→ Exercise objective
Below are some records. Copy every line in them that holds "contains".

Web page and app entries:
Start of Block
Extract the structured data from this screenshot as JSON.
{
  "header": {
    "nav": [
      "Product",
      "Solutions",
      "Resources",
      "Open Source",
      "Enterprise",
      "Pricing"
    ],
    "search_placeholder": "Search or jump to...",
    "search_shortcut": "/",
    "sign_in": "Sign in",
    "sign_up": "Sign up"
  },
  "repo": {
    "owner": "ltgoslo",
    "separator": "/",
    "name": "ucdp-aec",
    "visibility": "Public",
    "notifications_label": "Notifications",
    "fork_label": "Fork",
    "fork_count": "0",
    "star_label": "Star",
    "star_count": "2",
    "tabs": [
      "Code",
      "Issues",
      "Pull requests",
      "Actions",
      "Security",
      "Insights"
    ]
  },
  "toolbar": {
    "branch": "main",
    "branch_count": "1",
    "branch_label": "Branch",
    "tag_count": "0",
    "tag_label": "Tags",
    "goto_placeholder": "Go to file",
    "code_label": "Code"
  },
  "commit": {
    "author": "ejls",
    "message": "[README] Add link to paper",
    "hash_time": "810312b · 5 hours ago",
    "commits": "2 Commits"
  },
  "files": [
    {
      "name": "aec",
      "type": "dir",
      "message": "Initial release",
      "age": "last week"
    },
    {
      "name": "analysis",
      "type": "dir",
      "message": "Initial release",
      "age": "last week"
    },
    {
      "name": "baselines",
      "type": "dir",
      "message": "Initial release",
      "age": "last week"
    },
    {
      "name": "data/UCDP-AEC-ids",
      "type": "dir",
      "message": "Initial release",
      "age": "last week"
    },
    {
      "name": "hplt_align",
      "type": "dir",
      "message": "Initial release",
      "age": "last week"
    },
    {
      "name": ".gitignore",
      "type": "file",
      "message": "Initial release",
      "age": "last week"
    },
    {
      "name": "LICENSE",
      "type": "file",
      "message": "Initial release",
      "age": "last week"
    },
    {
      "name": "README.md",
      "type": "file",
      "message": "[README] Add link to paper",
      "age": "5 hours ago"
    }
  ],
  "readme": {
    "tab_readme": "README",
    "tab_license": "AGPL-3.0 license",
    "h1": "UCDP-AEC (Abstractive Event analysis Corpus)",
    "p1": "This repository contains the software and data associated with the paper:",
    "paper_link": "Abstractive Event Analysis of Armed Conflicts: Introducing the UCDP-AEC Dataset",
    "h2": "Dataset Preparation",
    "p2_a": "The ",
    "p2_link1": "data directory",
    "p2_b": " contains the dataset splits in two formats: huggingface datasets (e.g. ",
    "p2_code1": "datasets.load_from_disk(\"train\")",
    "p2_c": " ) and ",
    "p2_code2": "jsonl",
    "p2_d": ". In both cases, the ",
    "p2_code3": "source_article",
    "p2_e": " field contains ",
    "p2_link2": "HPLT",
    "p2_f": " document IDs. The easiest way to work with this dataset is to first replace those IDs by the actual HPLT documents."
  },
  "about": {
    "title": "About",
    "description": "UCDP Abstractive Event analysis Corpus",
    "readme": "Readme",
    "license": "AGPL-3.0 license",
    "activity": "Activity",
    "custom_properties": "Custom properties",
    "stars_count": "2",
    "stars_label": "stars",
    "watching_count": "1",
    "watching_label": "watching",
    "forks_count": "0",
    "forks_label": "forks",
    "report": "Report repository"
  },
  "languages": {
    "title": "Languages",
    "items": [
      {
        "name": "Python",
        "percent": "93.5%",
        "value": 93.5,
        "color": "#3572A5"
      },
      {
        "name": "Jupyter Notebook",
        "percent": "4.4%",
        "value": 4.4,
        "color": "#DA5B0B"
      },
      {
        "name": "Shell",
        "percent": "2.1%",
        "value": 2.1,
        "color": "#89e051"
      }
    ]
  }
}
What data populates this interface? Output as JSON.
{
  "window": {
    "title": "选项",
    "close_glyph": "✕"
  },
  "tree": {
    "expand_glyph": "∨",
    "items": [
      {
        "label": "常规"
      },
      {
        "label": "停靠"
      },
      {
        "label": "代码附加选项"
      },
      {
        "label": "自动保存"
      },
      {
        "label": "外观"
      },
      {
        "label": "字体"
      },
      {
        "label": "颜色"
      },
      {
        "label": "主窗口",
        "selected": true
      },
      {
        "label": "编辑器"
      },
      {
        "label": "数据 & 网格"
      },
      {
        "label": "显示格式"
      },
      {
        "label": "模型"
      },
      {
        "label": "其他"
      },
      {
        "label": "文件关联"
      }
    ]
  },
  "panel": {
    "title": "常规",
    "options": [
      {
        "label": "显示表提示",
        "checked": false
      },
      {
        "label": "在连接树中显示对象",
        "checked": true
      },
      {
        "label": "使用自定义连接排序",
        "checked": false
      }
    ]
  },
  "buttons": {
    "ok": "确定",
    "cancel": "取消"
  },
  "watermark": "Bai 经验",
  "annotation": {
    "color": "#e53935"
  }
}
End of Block
→ Solution to the problem
    "p1": "This repository contains the software and data associated with the paper:",
    "p2_b": " contains the dataset splits in two formats: huggingface datasets (e.g. ",
    "p2_e": " field contains ",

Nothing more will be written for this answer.